[[ RECORDS FOR THIS EXERCISE open ]]
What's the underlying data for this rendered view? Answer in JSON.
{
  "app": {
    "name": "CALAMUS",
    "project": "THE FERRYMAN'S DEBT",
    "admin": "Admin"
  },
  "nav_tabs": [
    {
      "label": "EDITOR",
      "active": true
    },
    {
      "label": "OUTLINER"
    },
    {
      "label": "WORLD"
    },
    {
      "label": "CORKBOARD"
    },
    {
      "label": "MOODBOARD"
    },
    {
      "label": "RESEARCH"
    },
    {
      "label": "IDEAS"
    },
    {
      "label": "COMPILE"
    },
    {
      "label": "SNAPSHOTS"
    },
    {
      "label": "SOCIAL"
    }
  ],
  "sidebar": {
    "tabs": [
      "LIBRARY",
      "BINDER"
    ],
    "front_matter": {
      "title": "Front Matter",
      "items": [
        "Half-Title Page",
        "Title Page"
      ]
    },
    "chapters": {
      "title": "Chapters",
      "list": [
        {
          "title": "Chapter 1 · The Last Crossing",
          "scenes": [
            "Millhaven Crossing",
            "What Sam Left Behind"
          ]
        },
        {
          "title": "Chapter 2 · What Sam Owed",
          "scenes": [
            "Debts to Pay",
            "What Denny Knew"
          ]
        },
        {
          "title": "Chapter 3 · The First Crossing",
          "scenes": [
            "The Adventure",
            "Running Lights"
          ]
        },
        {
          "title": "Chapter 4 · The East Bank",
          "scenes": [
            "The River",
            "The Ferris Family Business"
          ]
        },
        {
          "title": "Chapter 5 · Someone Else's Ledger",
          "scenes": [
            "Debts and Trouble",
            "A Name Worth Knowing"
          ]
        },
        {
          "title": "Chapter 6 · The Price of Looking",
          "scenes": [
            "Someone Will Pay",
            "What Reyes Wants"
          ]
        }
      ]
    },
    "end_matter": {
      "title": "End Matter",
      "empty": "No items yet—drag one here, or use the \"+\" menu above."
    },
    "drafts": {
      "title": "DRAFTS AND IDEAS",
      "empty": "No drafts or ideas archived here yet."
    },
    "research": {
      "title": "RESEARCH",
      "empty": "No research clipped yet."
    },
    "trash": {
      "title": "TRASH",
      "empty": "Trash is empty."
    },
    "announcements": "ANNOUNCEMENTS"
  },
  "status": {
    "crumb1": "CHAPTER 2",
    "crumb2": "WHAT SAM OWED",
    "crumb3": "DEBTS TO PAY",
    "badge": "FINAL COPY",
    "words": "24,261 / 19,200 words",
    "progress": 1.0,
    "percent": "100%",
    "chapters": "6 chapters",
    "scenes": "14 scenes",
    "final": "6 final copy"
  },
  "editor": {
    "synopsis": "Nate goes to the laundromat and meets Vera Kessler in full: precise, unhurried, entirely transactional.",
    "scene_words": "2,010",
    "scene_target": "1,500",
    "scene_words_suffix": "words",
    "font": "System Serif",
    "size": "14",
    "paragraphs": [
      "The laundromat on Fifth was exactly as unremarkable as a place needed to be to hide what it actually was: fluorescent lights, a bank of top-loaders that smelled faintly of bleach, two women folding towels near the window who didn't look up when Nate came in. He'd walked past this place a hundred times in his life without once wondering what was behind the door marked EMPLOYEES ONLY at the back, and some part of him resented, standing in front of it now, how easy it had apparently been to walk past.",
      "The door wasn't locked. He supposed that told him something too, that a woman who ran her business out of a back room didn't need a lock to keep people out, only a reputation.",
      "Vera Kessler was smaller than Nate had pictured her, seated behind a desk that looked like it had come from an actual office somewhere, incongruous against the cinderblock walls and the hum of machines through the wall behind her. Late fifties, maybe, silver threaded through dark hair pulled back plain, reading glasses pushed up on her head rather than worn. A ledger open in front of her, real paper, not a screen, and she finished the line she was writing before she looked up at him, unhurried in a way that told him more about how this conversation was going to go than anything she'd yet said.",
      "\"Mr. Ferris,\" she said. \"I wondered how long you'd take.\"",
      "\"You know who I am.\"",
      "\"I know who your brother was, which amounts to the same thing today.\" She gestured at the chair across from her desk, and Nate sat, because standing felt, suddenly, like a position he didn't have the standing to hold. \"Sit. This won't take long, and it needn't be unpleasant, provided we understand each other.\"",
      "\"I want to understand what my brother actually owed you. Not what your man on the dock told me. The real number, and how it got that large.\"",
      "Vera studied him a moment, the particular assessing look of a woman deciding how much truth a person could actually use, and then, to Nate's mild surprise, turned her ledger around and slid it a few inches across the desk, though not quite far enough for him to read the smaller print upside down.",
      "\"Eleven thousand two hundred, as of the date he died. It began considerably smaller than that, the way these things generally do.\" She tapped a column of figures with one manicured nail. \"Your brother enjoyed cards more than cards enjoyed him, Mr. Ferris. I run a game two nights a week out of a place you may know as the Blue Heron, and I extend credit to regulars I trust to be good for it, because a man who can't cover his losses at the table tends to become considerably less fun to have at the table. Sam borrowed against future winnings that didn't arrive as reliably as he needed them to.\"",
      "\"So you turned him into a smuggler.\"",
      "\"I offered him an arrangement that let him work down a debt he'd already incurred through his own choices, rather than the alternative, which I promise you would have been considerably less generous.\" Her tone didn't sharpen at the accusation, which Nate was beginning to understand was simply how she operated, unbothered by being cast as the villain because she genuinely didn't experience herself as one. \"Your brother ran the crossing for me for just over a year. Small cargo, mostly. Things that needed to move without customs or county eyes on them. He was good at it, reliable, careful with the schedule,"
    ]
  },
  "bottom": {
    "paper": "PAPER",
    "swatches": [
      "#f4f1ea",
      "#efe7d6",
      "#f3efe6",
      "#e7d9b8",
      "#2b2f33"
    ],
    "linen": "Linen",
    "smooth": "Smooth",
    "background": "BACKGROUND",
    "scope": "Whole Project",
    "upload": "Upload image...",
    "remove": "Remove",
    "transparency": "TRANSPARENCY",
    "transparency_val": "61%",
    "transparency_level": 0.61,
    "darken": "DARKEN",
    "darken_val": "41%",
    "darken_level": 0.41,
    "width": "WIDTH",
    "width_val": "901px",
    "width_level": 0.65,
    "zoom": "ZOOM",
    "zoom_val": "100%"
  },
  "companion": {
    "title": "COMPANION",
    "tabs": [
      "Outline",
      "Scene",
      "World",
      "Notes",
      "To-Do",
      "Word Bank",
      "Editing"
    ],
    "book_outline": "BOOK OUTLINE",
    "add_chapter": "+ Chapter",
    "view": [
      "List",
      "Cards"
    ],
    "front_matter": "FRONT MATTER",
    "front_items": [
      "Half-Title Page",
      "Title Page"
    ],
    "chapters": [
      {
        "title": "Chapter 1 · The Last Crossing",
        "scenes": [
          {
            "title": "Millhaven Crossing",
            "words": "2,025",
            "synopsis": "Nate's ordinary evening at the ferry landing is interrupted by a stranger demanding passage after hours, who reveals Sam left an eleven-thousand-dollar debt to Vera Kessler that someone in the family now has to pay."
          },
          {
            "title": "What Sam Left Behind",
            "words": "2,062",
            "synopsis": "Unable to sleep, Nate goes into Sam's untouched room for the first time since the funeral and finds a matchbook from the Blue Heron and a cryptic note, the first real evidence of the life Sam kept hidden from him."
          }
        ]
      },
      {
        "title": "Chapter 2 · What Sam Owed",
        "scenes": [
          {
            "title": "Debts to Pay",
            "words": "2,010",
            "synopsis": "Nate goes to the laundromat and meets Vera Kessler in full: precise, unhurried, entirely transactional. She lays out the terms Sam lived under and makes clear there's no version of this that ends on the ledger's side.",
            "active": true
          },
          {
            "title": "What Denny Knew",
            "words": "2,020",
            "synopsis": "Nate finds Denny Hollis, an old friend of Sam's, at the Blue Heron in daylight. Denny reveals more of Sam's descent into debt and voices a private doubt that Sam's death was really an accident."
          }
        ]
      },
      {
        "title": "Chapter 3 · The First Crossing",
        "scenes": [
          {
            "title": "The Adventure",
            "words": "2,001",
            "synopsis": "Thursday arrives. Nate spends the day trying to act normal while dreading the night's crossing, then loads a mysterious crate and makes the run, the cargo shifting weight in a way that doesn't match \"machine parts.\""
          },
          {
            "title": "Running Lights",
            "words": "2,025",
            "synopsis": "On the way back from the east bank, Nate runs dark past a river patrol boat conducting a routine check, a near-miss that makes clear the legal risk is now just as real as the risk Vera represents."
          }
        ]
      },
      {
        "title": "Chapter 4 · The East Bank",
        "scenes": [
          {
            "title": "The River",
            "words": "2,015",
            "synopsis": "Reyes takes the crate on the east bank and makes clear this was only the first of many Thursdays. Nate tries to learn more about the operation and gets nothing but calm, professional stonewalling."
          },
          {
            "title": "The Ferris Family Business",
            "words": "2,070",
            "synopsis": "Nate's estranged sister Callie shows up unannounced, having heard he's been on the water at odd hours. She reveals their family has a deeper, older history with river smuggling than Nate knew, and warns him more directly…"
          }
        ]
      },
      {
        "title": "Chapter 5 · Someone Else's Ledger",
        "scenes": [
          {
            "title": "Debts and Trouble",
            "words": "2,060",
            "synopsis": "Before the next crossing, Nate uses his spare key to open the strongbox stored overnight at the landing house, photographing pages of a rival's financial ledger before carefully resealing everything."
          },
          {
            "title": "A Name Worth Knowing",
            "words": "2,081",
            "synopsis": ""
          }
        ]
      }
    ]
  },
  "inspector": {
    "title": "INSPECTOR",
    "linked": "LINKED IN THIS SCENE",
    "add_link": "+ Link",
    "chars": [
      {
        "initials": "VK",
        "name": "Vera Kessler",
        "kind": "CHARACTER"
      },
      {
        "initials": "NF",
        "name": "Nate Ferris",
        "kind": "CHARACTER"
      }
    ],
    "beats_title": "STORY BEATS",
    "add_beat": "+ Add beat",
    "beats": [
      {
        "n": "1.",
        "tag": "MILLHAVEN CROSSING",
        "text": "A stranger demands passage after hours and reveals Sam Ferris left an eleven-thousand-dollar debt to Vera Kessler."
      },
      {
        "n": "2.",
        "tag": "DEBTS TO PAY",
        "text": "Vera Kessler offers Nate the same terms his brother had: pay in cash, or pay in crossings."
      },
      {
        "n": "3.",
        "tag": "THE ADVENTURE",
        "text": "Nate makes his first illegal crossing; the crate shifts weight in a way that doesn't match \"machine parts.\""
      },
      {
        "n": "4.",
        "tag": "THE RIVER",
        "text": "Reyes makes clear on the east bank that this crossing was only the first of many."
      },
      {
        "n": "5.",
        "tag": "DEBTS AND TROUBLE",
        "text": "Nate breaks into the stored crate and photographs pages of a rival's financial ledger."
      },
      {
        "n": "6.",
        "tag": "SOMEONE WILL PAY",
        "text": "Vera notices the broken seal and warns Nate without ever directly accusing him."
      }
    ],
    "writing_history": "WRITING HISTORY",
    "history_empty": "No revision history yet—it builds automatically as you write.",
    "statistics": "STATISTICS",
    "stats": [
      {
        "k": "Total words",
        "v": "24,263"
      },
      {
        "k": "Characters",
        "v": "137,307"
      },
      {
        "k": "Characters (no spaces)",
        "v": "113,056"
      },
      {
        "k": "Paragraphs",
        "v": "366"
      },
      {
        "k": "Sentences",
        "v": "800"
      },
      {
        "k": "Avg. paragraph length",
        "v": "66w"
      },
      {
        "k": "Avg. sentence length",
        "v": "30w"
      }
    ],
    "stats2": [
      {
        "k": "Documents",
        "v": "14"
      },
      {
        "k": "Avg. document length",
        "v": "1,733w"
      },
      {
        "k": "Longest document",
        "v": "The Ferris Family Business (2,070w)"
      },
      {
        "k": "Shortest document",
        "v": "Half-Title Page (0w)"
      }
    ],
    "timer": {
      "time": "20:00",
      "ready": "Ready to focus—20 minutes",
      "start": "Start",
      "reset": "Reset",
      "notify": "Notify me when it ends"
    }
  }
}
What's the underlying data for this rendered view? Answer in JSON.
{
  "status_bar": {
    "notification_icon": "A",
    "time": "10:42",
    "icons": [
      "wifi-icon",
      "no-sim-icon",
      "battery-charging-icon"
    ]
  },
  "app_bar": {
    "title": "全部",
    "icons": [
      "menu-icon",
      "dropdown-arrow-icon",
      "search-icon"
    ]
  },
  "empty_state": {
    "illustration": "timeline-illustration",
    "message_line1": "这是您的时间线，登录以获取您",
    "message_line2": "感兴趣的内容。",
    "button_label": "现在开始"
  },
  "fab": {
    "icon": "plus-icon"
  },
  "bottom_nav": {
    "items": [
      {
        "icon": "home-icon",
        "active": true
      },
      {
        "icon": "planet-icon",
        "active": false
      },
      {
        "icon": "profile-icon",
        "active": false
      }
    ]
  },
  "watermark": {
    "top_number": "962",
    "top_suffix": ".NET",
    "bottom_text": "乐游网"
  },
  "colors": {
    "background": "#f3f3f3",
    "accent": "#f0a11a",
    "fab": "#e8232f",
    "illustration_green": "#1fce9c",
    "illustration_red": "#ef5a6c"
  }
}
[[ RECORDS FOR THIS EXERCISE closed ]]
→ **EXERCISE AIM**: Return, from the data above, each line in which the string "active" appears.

→ **ANSWER**:
      "active": true
            "active": true
        "active": true
        "active": false
        "active": false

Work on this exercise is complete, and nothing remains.